Three months after they contested the World Cup ﬁnal in North Sydney, England and New Zealand met for a rematch at Lord's - and it followed a similar script, with New Zealand's batsmen failing again. "Everything we tried turned to custard," said their captain, Aimee Watkins. Custard and crumble - New Zealand folded for 85 after Katherine Brunt, the ﬁery Yorkshirewoman sporting a menacing black eye, punched through the top order with a career-best three for six. She removed Watkins, the tournament's leading scorer, for two, bowling her with an inswinger. England took their time over the target, but never looked in danger; New Zealand squandered their best chance when the keeper dropped Claire Taylor on nought. Taylor took England home, hitting the winning boundary and ﬁnishing the World Twenty20 with 199 runs (one behind Watkins) for once out, to earn a second successive Player of the Tournament trophy. Curiously, England captain Charlotte Edwards said she had wanted to prove the World Cup win "was no ﬂuke"; nobody had thought it was, but if that was the motivation it worked to stunningly professional effect. In Sydney, England had been ecstatic; in London, they accepted the inaugural World Twenty20 trophy with controlled satisfaction. They appeared on the front and back pages of newspapers, and accepted an invitation to Downing Street. The ICC's gamble in staging the women's event alongside the men's had paid off, beautifully. And England remained on top of the world.
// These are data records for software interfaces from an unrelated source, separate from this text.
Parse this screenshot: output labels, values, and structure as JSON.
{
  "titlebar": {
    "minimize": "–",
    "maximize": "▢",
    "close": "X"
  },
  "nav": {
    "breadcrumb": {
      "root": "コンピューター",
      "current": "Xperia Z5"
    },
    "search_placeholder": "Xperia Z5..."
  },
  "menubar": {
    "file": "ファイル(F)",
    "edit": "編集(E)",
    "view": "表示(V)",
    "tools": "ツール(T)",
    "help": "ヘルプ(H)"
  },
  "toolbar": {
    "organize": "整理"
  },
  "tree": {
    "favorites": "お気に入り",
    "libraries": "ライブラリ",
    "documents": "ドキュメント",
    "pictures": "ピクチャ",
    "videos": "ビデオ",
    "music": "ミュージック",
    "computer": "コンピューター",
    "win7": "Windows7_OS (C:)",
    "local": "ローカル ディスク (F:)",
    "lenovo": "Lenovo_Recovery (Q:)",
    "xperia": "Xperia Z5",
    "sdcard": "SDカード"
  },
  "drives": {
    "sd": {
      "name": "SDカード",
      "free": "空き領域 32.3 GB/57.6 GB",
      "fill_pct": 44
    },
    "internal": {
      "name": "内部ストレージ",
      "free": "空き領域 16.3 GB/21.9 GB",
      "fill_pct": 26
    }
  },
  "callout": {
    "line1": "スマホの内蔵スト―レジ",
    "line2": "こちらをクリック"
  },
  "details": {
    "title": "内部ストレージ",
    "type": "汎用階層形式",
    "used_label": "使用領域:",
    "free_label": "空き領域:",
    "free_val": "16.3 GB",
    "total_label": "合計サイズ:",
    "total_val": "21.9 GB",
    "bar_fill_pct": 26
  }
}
Player of the Match: K. H. Brunt. Player of the Tournament: S. C. Taylor.